"Doctor Who" had been reinvented for an entirely new audience, and it was an incredible moment for fans who had been denied new episodes for years. Its essence remained, but the lore had been revamped, and part of the show's sci-fi elements was now used to assess human nature.
The remake of "Doctor Who" for a global audience - not just a British audience - was met with riotous applause from showrunner Russell T. Davies and executive producer Julie Gardner. As a result, the show became very popular History was made.
There was always a formula for success with "Doctor Who": an eccentric father figure in the lead, aliens from another world, and an exploration of time travel. A 26-year run was originally planned for the show. Having its cancellation in 1989 resulted in such a landmark in British popular culture that it was revived in 2005 was no small feat. The show's creator had "massive doubts" about working on it at the time, so, understandably, Russell T. Davies had doubts.
Russell T. Davies had 'very strong doubts'
"Doctor Who's" writing roster was once described as one of the most challenging jobs in television by Russell T. Davies. 'Time Lord' is a fictional show starring a hyper-intelligent alien led by a fictional Time Lord who has been running for decades and has been reinventing itself almost since the first episode was broadcast. There is no doubt that Davies had a big hand in the creation of Doctor Who as we know it today, but he had his share of doubts about taking on the role of showrunner as well.

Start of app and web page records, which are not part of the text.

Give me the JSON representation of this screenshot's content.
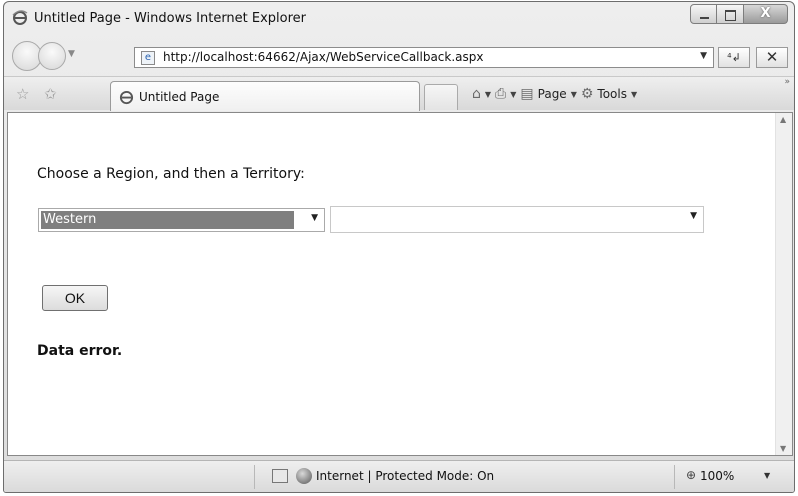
{
  "window": {
    "title": "Untitled Page - Windows Internet Explorer",
    "controls": {
      "minimize": "–",
      "maximize": "□",
      "close": "X"
    }
  },
  "address_bar": {
    "url": "http://localhost:64662/Ajax/WebServiceCallback.aspx",
    "refresh_glyph": "⁴↲",
    "stop_glyph": "✕"
  },
  "tabs": [
    {
      "label": "Untitled Page"
    }
  ],
  "command_bar": {
    "page_label": "Page",
    "tools_label": "Tools"
  },
  "content": {
    "prompt": "Choose a Region, and then a Territory:",
    "region_select": {
      "selected": "Western"
    },
    "territory_select": {
      "selected": ""
    },
    "ok_label": "OK",
    "error_message": "Data error."
  },
  "status_bar": {
    "zone": "Internet | Protected Mode: On",
    "zoom": "100%"
  },
  "icons": {
    "app": "ie-logo-icon",
    "favorites": "favorites-star-icon",
    "add_favorites": "add-favorites-icon",
    "home": "home-icon",
    "print": "print-icon",
    "page": "page-icon",
    "tools": "gear-icon",
    "globe": "globe-icon"
  }
}
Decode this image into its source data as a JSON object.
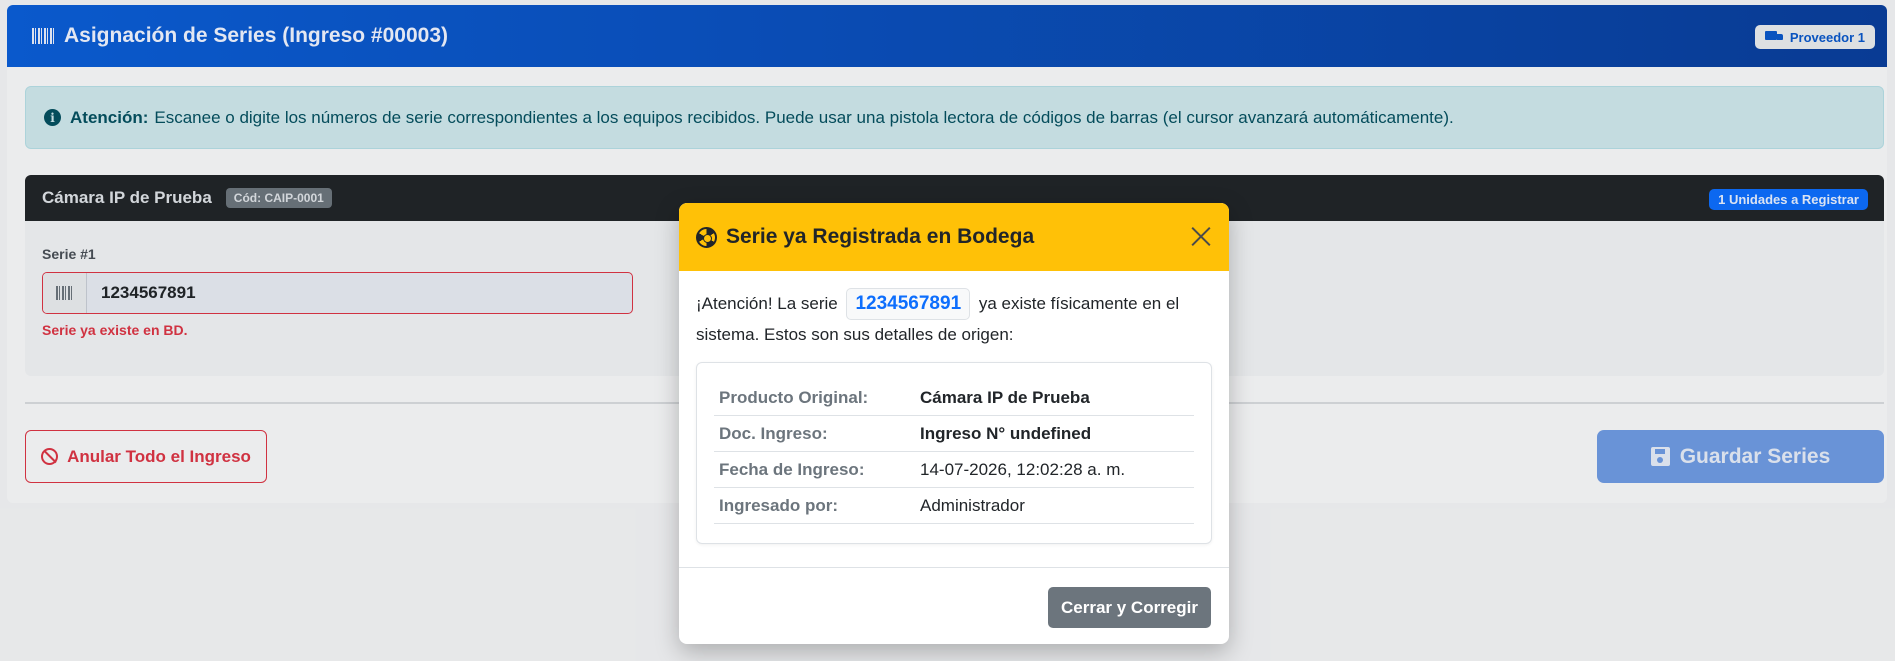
{
  "header": {
    "title": "Asignación de Series (Ingreso #00003)",
    "provider_badge": "Proveedor 1"
  },
  "alert": {
    "strong": "Atención:",
    "text": "Escanee o digite los números de serie correspondientes a los equipos recibidos. Puede usar una pistola lectora de códigos de barras (el cursor avanzará automáticamente)."
  },
  "product": {
    "name": "Cámara IP de Prueba",
    "code": "Cód: CAIP-0001",
    "units_badge": "1 Unidades a Registrar",
    "serie_label": "Serie #1",
    "serie_value": "1234567891",
    "error": "Serie ya existe en BD."
  },
  "actions": {
    "anular_label": "Anular Todo el Ingreso",
    "guardar_label": "Guardar Series"
  },
  "modal": {
    "title": "Serie ya Registrada en Bodega",
    "msg_pre": "¡Atención! La serie",
    "serie": "1234567891",
    "msg_post": "ya existe físicamente en el sistema. Estos son sus detalles de origen:",
    "details": [
      {
        "key": "Producto Original:",
        "value": "Cámara IP de Prueba"
      },
      {
        "key": "Doc. Ingreso:",
        "value": "Ingreso N° undefined"
      },
      {
        "key": "Fecha de Ingreso:",
        "value": "14-07-2026, 12:02:28 a. m."
      },
      {
        "key": "Ingresado por:",
        "value": "Administrador"
      }
    ],
    "close_label": "Cerrar y Corregir"
  },
  "colors": {
    "primary": "#0d6efd",
    "warning": "#ffc107",
    "danger": "#dc3545",
    "secondary": "#6c757d",
    "info_bg": "#cfe8ed"
  }
}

It was a difficult decision because there were far too many variables: he had a stellar, successful career as a freelance screenwriter and television producer, and the unsuccessful "Doctor Who" 1996 film didn't do much to bring the show back into the spotlight. Aside from that, Davies was also concerned about the fact that he would be unable to exercise creative control over the BBC's programming. If he were to join the company, he would be embarking on irreversible changes that would affect his independent career forever.
The BBC's rules and restrictions were also a concern to Davies since he'd heard whispers of them. In the wake of Julie Gardner's announcement that she would be working on the revival of "Doctor Who," all of his worries began to fade away. Davies described his decision to take the job in an interview with Steven Moffat published in Doctor Who Magazine in June 2020. Julie Gardner was responsible for it all.
'It's a career in reverse'
Russell T. Davies has long been a devoted fan of "Doctor Who," he just needed the right partner to revive the show. The screenwriter continued by saying that the switch from the independent sector to the BBC felt like a career reversal, but he knew the moment Julie Gardner stepped into the role he would be the showrunner.
Since 2005, Russell T. Davies and Julie Gardner have brought back "Doctor Who". The series has become a cultural phenomenon and dominated the conversation in pop culture. Davies stepped down from the show's helm in 2009 but will come back as showrunner in 2023 to commemorate the show's 60th anniversary.
Source: SLASH FILM